[What to produce] Restate each line below word for word, skipping every picture.

(Dataset excerpts)
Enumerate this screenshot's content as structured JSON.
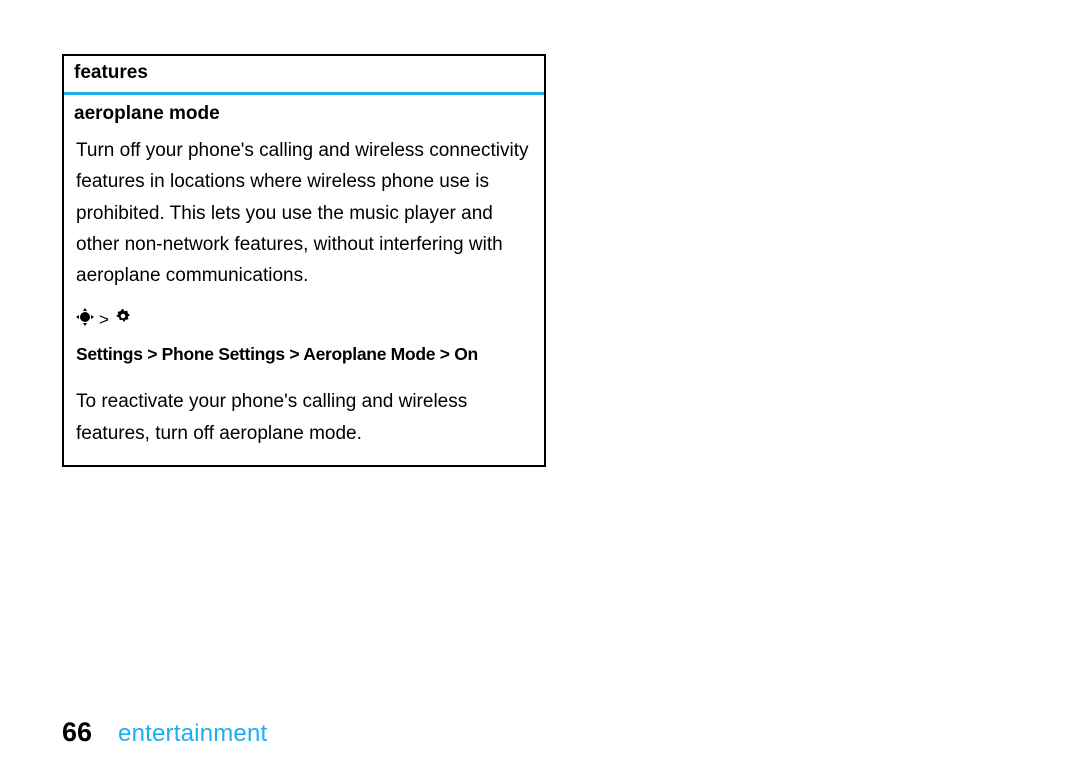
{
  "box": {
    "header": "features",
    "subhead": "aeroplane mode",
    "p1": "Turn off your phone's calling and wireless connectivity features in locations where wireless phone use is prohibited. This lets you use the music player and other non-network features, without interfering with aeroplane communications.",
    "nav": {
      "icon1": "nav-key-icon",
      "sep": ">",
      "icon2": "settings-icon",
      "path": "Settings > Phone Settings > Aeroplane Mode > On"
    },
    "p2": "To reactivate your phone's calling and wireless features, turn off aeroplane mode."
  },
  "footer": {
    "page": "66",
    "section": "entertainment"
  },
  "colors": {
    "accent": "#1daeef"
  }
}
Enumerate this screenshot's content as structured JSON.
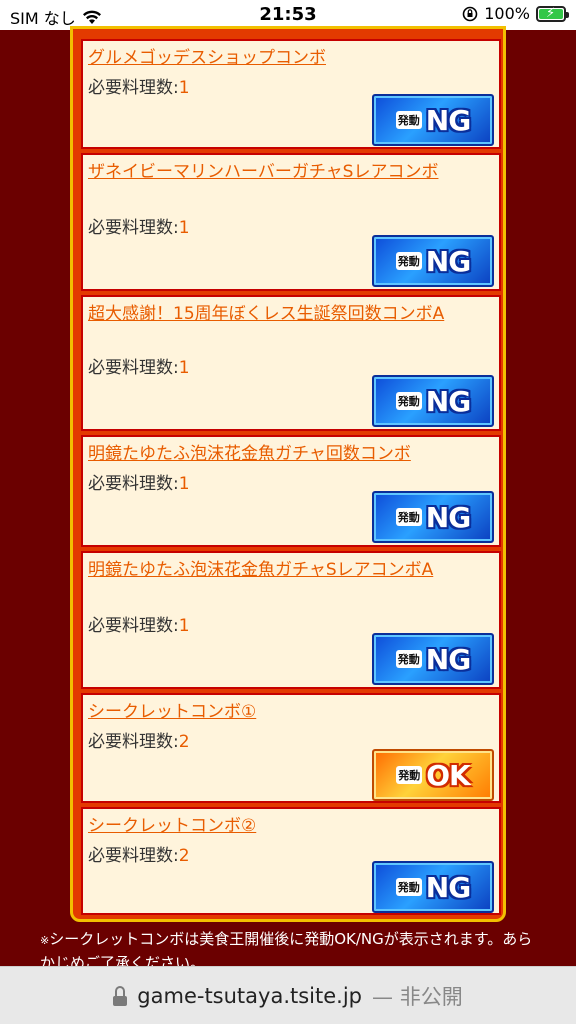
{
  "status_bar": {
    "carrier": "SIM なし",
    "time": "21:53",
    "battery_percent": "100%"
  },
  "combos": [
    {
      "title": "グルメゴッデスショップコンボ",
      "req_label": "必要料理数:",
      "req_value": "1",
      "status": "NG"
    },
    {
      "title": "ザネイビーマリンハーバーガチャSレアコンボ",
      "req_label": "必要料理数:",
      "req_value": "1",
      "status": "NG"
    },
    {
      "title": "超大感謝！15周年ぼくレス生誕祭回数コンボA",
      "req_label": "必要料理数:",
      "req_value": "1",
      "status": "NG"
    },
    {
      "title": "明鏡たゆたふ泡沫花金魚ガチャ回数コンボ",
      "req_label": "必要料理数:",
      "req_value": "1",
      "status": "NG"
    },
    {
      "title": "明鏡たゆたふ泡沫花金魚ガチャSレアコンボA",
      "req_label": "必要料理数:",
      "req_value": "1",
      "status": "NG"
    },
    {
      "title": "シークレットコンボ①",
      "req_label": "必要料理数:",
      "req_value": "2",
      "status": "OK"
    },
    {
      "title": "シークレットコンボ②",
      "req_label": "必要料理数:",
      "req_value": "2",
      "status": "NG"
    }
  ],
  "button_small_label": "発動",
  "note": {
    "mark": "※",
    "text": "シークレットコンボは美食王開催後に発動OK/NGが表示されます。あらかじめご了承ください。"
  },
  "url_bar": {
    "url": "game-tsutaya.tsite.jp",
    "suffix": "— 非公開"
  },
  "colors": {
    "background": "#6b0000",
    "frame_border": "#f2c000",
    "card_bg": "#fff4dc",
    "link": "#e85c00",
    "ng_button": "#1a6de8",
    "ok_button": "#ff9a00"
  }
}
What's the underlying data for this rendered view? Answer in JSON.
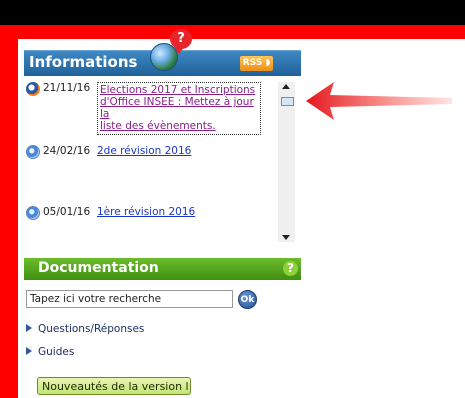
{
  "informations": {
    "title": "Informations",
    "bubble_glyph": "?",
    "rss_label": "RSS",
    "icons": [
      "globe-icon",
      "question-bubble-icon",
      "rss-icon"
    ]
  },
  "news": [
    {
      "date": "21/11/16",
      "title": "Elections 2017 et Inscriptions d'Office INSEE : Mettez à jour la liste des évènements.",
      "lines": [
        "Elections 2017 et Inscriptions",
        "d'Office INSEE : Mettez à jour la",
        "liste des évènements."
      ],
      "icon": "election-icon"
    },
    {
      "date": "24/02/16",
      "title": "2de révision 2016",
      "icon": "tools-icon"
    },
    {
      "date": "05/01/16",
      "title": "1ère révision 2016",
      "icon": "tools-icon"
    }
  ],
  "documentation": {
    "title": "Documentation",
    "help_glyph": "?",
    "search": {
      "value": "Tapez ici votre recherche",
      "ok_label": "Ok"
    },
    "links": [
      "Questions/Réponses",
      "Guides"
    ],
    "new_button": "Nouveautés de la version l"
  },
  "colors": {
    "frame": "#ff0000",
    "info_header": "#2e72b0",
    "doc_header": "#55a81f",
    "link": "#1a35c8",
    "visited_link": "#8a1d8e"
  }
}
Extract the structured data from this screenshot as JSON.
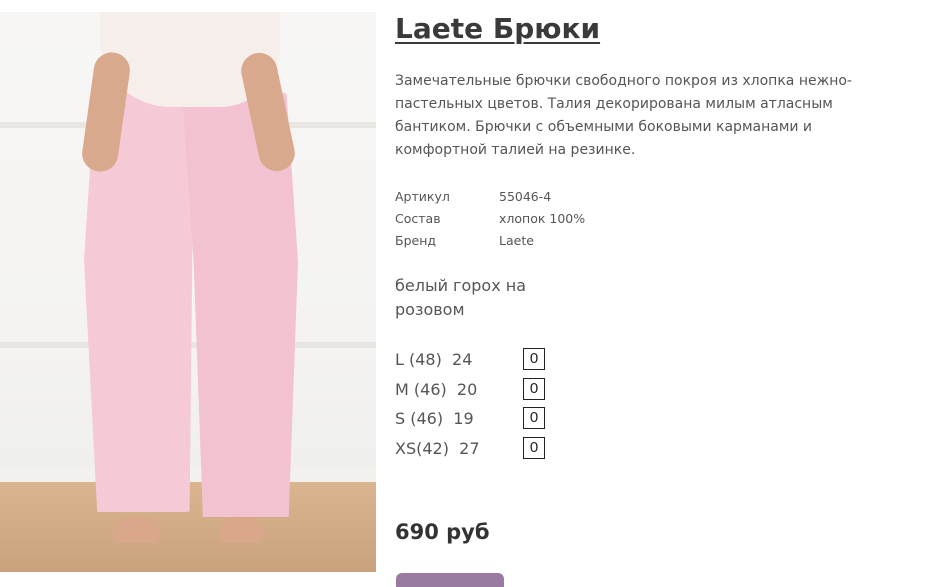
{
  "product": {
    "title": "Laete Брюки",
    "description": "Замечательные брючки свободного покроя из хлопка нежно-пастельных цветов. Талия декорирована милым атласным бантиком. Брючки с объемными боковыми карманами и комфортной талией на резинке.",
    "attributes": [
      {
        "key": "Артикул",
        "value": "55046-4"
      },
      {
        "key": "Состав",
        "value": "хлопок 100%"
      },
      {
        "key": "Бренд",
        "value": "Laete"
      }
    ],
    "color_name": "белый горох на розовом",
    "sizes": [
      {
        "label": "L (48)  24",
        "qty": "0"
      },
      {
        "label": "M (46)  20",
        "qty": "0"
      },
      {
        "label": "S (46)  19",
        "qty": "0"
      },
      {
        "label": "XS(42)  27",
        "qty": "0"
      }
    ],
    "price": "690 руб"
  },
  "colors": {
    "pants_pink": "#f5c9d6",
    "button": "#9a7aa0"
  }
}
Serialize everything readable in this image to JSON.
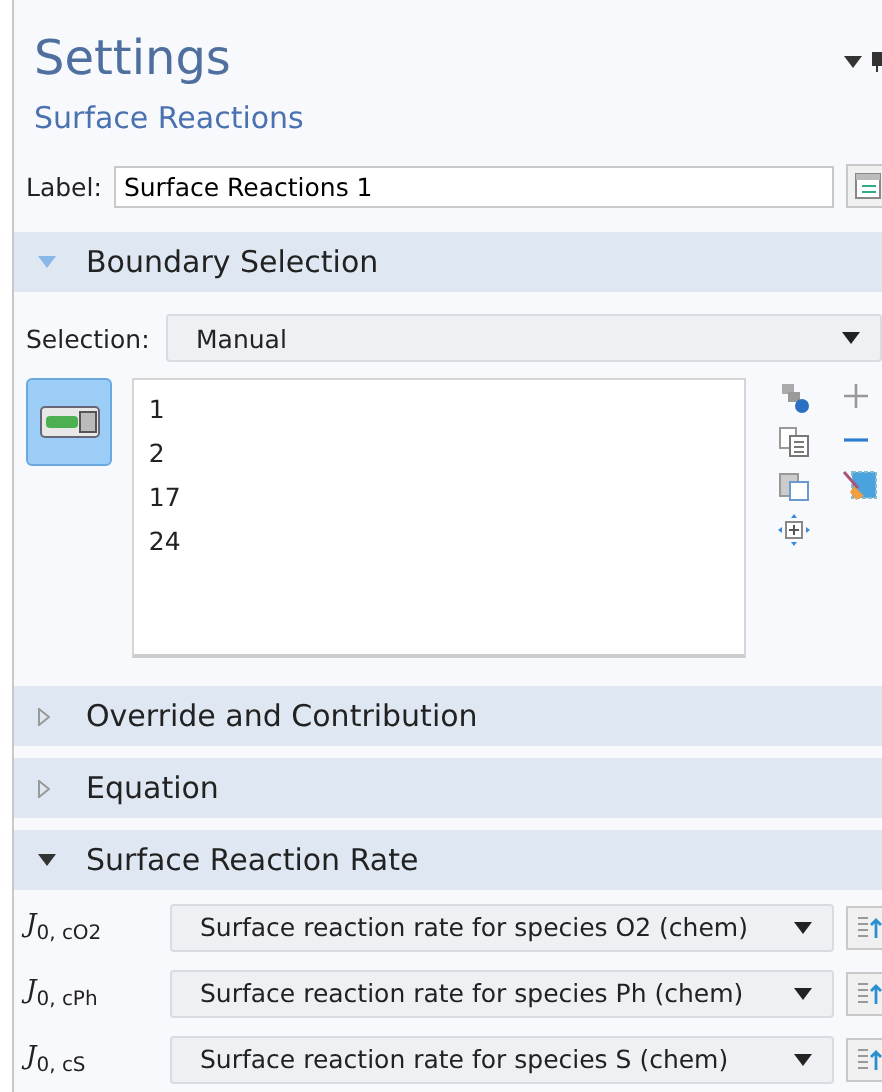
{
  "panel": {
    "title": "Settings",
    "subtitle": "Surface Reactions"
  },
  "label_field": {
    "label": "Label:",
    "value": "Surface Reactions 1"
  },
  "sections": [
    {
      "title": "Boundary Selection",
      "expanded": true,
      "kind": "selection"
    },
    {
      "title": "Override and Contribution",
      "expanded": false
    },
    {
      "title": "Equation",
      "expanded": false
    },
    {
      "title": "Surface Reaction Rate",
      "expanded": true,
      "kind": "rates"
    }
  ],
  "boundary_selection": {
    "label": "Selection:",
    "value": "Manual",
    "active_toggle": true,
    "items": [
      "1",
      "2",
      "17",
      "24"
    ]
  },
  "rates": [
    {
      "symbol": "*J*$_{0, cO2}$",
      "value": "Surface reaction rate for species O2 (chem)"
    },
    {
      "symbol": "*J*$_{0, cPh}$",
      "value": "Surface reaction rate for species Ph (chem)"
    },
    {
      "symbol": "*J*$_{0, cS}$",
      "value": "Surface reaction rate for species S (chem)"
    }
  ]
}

[Exercise response]
Enumerate this screenshot's content as structured JSON.
{
  "box": {
    "header": "features",
    "subhead": "aeroplane mode",
    "p1": "Turn off your phone's calling and wireless connectivity features in locations where wireless phone use is prohibited. This lets you use the music player and other non-network features, without interfering with aeroplane communications.",
    "nav": {
      "icon1": "nav-key-icon",
      "sep": ">",
      "icon2": "settings-icon",
      "path": "Settings > Phone Settings > Aeroplane Mode > On"
    },
    "p2": "To reactivate your phone's calling and wireless features, turn off aeroplane mode."
  },
  "footer": {
    "page": "66",
    "section": "entertainment"
  },
  "colors": {
    "accent": "#1daeef"
  }
}
Enumerate this screenshot's content as structured JSON.
{
  "status_bar": {
    "carrier": "SIM なし",
    "time": "21:53",
    "battery_percent": "100%"
  },
  "combos": [
    {
      "title": "グルメゴッデスショップコンボ",
      "req_label": "必要料理数:",
      "req_value": "1",
      "status": "NG"
    },
    {
      "title": "ザネイビーマリンハーバーガチャSレアコンボ",
      "req_label": "必要料理数:",
      "req_value": "1",
      "status": "NG"
    },
    {
      "title": "超大感謝！15周年ぼくレス生誕祭回数コンボA",
      "req_label": "必要料理数:",
      "req_value": "1",
      "status": "NG"
    },
    {
      "title": "明鏡たゆたふ泡沫花金魚ガチャ回数コンボ",
      "req_label": "必要料理数:",
      "req_value": "1",
      "status": "NG"
    },
    {
      "title": "明鏡たゆたふ泡沫花金魚ガチャSレアコンボA",
      "req_label": "必要料理数:",
      "req_value": "1",
      "status": "NG"
    },
    {
      "title": "シークレットコンボ①",
      "req_label": "必要料理数:",
      "req_value": "2",
      "status": "OK"
    },
    {
      "title": "シークレットコンボ②",
      "req_label": "必要料理数:",
      "req_value": "2",
      "status": "NG"
    }
  ],
  "button_small_label": "発動",
  "note": {
    "mark": "※",
    "text": "シークレットコンボは美食王開催後に発動OK/NGが表示されます。あらかじめご了承ください。"
  },
  "url_bar": {
    "url": "game-tsutaya.tsite.jp",
    "suffix": "— 非公開"
  },
  "colors": {
    "background": "#6b0000",
    "frame_border": "#f2c000",
    "card_bg": "#fff4dc",
    "link": "#e85c00",
    "ng_button": "#1a6de8",
    "ok_button": "#ff9a00"
  }
}
What's the underlying data for this rendered view? Answer in JSON.
{
  "informations": {
    "title": "Informations",
    "bubble_glyph": "?",
    "rss_label": "RSS",
    "icons": [
      "globe-icon",
      "question-bubble-icon",
      "rss-icon"
    ]
  },
  "news": [
    {
      "date": "21/11/16",
      "title": "Elections 2017 et Inscriptions d'Office INSEE : Mettez à jour la liste des évènements.",
      "lines": [
        "Elections 2017 et Inscriptions",
        "d'Office INSEE : Mettez à jour la",
        "liste des évènements."
      ],
      "icon": "election-icon"
    },
    {
      "date": "24/02/16",
      "title": "2de révision 2016",
      "icon": "tools-icon"
    },
    {
      "date": "05/01/16",
      "title": "1ère révision 2016",
      "icon": "tools-icon"
    }
  ],
  "documentation": {
    "title": "Documentation",
    "help_glyph": "?",
    "search": {
      "value": "Tapez ici votre recherche",
      "ok_label": "Ok"
    },
    "links": [
      "Questions/Réponses",
      "Guides"
    ],
    "new_button": "Nouveautés de la version l"
  },
  "colors": {
    "frame": "#ff0000",
    "info_header": "#2e72b0",
    "doc_header": "#55a81f",
    "link": "#1a35c8",
    "visited_link": "#8a1d8e"
  }
}
Extract the structured data from this screenshot as JSON.
{
  "product": {
    "title": "Laete Брюки",
    "description": "Замечательные брючки свободного покроя из хлопка нежно-пастельных цветов. Талия декорирована милым атласным бантиком. Брючки с объемными боковыми карманами и комфортной талией на резинке.",
    "attributes": [
      {
        "key": "Артикул",
        "value": "55046-4"
      },
      {
        "key": "Состав",
        "value": "хлопок 100%"
      },
      {
        "key": "Бренд",
        "value": "Laete"
      }
    ],
    "color_name": "белый горох на розовом",
    "sizes": [
      {
        "label": "L (48)  24",
        "qty": "0"
      },
      {
        "label": "M (46)  20",
        "qty": "0"
      },
      {
        "label": "S (46)  19",
        "qty": "0"
      },
      {
        "label": "XS(42)  27",
        "qty": "0"
      }
    ],
    "price": "690 руб"
  },
  "colors": {
    "pants_pink": "#f5c9d6",
    "button": "#9a7aa0"
  }
}
Serialize everything readable in this image to JSON.
{
  "panel": {
    "title": "Settings",
    "subtitle": "Surface Reactions"
  },
  "label_field": {
    "label": "Label:",
    "value": "Surface Reactions 1"
  },
  "sections": [
    {
      "title": "Boundary Selection",
      "expanded": true,
      "kind": "selection"
    },
    {
      "title": "Override and Contribution",
      "expanded": false
    },
    {
      "title": "Equation",
      "expanded": false
    },
    {
      "title": "Surface Reaction Rate",
      "expanded": true,
      "kind": "rates"
    }
  ],
  "boundary_selection": {
    "label": "Selection:",
    "value": "Manual",
    "active_toggle": true,
    "items": [
      "1",
      "2",
      "17",
      "24"
    ]
  },
  "rates": [
    {
      "symbol": "*J*$_{0, cO2}$",
      "value": "Surface reaction rate for species O2 (chem)"
    },
    {
      "symbol": "*J*$_{0, cPh}$",
      "value": "Surface reaction rate for species Ph (chem)"
    },
    {
      "symbol": "*J*$_{0, cS}$",
      "value": "Surface reaction rate for species S (chem)"
    }
  ]
}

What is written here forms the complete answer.